## EXERCISE DESCRIPTION:
Scan the listing below and copy each line holding the word "smart".

## STUDY MATERIAL:
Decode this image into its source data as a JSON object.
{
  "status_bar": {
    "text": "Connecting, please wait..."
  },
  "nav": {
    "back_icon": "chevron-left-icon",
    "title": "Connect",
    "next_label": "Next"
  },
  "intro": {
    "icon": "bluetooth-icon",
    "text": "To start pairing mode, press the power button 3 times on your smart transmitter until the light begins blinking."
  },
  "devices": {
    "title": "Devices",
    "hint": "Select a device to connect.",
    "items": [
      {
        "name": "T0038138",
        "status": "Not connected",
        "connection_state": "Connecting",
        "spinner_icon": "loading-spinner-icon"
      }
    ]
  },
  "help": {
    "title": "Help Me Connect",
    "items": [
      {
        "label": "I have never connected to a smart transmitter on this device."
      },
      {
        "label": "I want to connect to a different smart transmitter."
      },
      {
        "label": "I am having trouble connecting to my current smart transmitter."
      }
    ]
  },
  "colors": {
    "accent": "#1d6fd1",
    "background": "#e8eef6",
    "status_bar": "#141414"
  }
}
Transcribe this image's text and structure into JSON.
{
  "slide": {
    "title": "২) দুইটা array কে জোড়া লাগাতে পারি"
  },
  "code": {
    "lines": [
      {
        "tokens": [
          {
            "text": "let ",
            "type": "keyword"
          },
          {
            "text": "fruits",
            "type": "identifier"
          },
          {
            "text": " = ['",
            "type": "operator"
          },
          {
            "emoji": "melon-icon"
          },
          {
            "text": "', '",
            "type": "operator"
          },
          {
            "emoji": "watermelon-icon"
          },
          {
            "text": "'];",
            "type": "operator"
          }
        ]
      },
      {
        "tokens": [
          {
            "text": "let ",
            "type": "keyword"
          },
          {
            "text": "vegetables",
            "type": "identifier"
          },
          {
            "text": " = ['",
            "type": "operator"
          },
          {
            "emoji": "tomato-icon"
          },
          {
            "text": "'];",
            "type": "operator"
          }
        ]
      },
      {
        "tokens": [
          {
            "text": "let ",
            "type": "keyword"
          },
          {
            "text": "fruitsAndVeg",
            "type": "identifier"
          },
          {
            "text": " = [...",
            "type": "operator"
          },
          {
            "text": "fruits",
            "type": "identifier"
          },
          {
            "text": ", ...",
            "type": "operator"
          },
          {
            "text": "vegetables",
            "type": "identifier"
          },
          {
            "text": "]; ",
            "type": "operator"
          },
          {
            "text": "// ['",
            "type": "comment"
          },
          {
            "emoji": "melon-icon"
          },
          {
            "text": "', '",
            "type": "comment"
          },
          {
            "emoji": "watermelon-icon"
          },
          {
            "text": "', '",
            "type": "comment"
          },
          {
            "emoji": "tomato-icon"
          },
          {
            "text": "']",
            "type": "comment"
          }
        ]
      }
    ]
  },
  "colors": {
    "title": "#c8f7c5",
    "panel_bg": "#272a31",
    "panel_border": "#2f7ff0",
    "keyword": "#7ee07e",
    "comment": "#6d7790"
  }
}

## ANSWER:
    "text": "To start pairing mode, press the power button 3 times on your smart transmitter until the light begins blinking."
        "label": "I have never connected to a smart transmitter on this device."
        "label": "I want to connect to a different smart transmitter."
        "label": "I am having trouble connecting to my current smart transmitter."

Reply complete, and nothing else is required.